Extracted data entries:

━━━━

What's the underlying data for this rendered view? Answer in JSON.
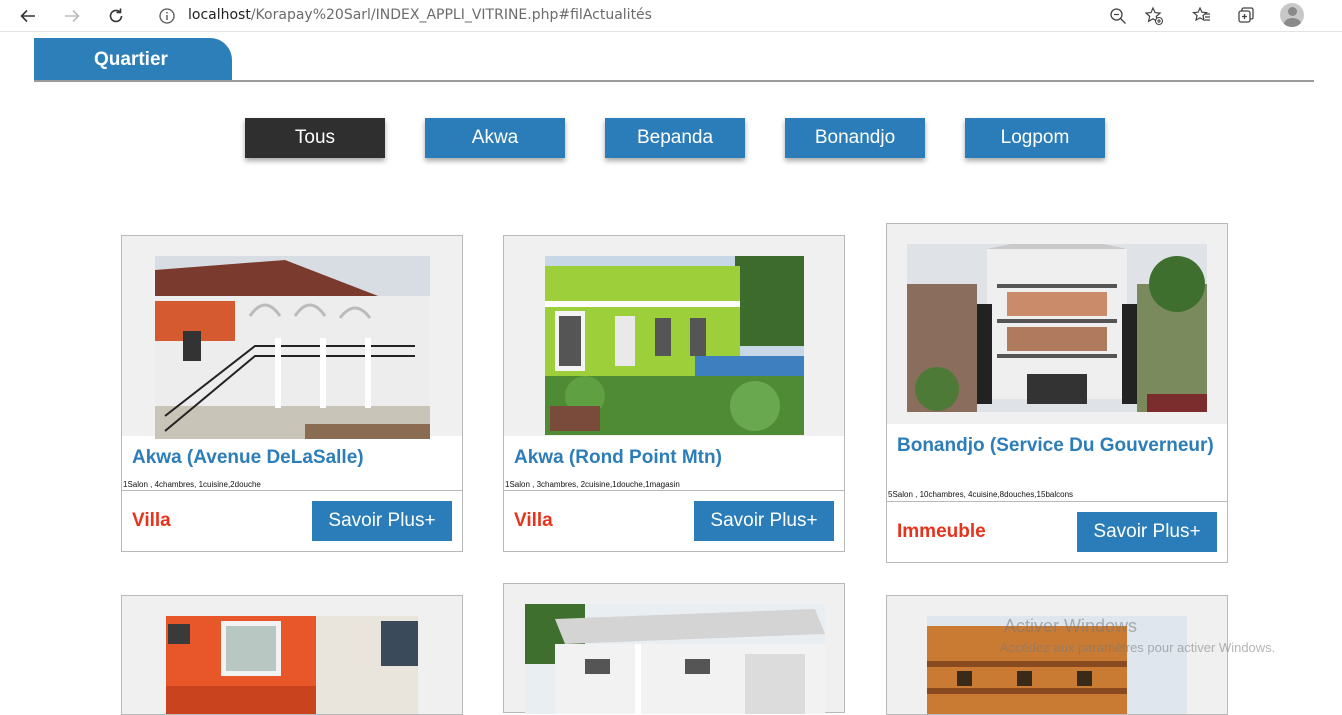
{
  "browser": {
    "url_host": "localhost",
    "url_path": "/Korapay%20Sarl/INDEX_APPLI_VITRINE.php#filActualités"
  },
  "section": {
    "title": "Quartier"
  },
  "filters": [
    {
      "label": "Tous",
      "active": true
    },
    {
      "label": "Akwa",
      "active": false
    },
    {
      "label": "Bepanda",
      "active": false
    },
    {
      "label": "Bonandjo",
      "active": false
    },
    {
      "label": "Logpom",
      "active": false
    }
  ],
  "cards": [
    {
      "title": "Akwa (Avenue DeLaSalle)",
      "features": "1Salon , 4chambres, 1cuisine,2douche",
      "type": "Villa",
      "button": "Savoir Plus+"
    },
    {
      "title": "Akwa (Rond Point Mtn)",
      "features": "1Salon , 3chambres, 2cuisine,1douche,1magasin",
      "type": "Villa",
      "button": "Savoir Plus+"
    },
    {
      "title": "Bonandjo (Service Du Gouverneur)",
      "features": "5Salon , 10chambres, 4cuisine,8douches,15balcons",
      "type": "Immeuble",
      "button": "Savoir Plus+"
    }
  ],
  "watermark": {
    "line1": "Activer Windows",
    "line2": "Accédez aux paramètres pour activer Windows."
  },
  "colors": {
    "primary": "#2a7db8",
    "active": "#2f2f2f",
    "type_red": "#e8331c"
  },
  "icons": [
    "back-arrow-icon",
    "forward-arrow-icon",
    "reload-icon",
    "info-icon",
    "zoom-out-icon",
    "add-favorite-icon",
    "favorites-icon",
    "collections-icon",
    "profile-icon"
  ]
}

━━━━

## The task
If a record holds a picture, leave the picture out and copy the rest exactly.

## Exercise output
What's the underlying data for this rendered view? Answer in JSON.
{
  "browser": {
    "url_host": "localhost",
    "url_path": "/Korapay%20Sarl/INDEX_APPLI_VITRINE.php#filActualités"
  },
  "section": {
    "title": "Quartier"
  },
  "filters": [
    {
      "label": "Tous",
      "active": true
    },
    {
      "label": "Akwa",
      "active": false
    },
    {
      "label": "Bepanda",
      "active": false
    },
    {
      "label": "Bonandjo",
      "active": false
    },
    {
      "label": "Logpom",
      "active": false
    }
  ],
  "cards": [
    {
      "title": "Akwa (Avenue DeLaSalle)",
      "features": "1Salon , 4chambres, 1cuisine,2douche",
      "type": "Villa",
      "button": "Savoir Plus+"
    },
    {
      "title": "Akwa (Rond Point Mtn)",
      "features": "1Salon , 3chambres, 2cuisine,1douche,1magasin",
      "type": "Villa",
      "button": "Savoir Plus+"
    },
    {
      "title": "Bonandjo (Service Du Gouverneur)",
      "features": "5Salon , 10chambres, 4cuisine,8douches,15balcons",
      "type": "Immeuble",
      "button": "Savoir Plus+"
    }
  ],
  "watermark": {
    "line1": "Activer Windows",
    "line2": "Accédez aux paramètres pour activer Windows."
  },
  "colors": {
    "primary": "#2a7db8",
    "active": "#2f2f2f",
    "type_red": "#e8331c"
  },
  "icons": [
    "back-arrow-icon",
    "forward-arrow-icon",
    "reload-icon",
    "info-icon",
    "zoom-out-icon",
    "add-favorite-icon",
    "favorites-icon",
    "collections-icon",
    "profile-icon"
  ]
}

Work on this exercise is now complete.